Flesh and Spirit Dean Stanley. Galatians 5:16
Flesh Versus Spirit Emilius Bayley, B. D. Galatians 5:16
How May We be So Spiritual as to Check Sin in the First Risings of It John Gibbon, B. D. Galatians 5:16
How to Overcome Temptation T. Guthrie, D. D. Galatians 5:16
How to Vanquish Sin John Bunyan. Galatians 5:16
The Appeal to the Spiritual Nature A. Boyd Carpenter, M. A. Galatians 5:16
The Divine Rule Bp. Huntington. Galatians 5:16
The Life and Warfare of the Spirit in the Soul J. Morgan, D. D. Galatians 5:16
The Marks of a Christian   Galatians 5:16

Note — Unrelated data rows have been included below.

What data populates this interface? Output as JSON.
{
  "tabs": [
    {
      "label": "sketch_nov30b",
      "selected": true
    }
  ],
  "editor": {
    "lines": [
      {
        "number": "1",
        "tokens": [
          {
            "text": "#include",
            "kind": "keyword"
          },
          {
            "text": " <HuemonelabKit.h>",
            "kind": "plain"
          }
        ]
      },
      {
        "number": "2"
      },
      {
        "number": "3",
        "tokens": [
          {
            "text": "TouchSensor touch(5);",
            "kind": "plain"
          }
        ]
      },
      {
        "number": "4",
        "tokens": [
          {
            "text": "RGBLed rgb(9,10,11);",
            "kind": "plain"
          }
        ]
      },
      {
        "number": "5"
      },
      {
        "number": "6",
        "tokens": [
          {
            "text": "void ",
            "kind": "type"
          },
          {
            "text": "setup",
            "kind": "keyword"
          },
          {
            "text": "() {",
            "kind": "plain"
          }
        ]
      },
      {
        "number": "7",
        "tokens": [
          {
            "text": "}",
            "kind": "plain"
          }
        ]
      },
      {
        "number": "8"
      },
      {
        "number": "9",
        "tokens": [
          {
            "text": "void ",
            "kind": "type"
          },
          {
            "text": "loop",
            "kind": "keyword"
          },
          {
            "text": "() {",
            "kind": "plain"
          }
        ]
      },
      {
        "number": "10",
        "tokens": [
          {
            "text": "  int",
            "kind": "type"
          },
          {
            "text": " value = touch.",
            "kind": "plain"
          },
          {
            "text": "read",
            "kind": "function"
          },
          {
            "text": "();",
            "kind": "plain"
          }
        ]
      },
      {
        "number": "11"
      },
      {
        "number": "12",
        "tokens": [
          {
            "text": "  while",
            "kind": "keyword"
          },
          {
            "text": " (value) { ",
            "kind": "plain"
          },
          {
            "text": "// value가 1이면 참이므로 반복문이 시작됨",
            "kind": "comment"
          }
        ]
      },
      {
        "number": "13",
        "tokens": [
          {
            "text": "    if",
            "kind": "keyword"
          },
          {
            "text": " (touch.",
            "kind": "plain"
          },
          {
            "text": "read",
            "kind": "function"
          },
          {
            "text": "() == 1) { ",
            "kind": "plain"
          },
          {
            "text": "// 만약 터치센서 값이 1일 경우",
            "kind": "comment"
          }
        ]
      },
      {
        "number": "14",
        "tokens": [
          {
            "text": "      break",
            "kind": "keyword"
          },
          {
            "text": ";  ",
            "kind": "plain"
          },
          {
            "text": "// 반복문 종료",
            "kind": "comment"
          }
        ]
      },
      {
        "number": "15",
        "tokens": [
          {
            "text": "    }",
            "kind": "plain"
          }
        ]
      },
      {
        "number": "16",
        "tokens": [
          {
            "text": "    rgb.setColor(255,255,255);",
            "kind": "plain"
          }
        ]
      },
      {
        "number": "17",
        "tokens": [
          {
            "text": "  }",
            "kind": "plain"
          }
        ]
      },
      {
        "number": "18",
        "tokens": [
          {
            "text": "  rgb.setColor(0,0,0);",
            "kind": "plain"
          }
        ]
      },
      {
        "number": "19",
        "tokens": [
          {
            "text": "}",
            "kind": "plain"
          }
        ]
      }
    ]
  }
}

The Non-Fulfilment of the Lust of the Flesh Without the Spirit H. Melvill, B. D. Galatians 5:16
The Pauline Ethics Paul of Tarsus. Galatians 5:16
The Positiveness of the Divine Life Phillips Brooks, D. D. Galatians 5:16
The Principles and Method of Christian Life S. Pearson, M. A. Galatians 5:16
The Renewed Man H. Melvill, B. D. Galatians 5:16
The Spirit and the Flesh C. Kingsley, M. A. Galatians 5:16
The Spiritual Walk T. Manton, D. D. Galatians 5:16
The Spiritual Walk J. Hambleton. Galatians 5:16
Twofold Nature of Man A. Boyd Carpenter, M. A. Galatians 5:16
Value of Spirituality of Mind S. J. Wright. Galatians 5:16
Walk in the Spirit' Alexander Maclaren Galatians 5:16
Walking by the Spirit W.F. Adeney Galatians 5:16
Walking in the Spirit J. Venn, M. A. Galatians 5:16
Walking in the Spirit Bishop F. D. Huntington. Galatians 5:16
Walking in the Spirit Canon Tristram. Galatians 5:16
Walking with God H. J. Wilmot-Buxton Galatians 5:16
Freedom Sustained by the Spirit R. Finlayson Galatians 5:13-26
Christian Progress Realized Through Antagonism R.M. Edgar Galatians 5:16-26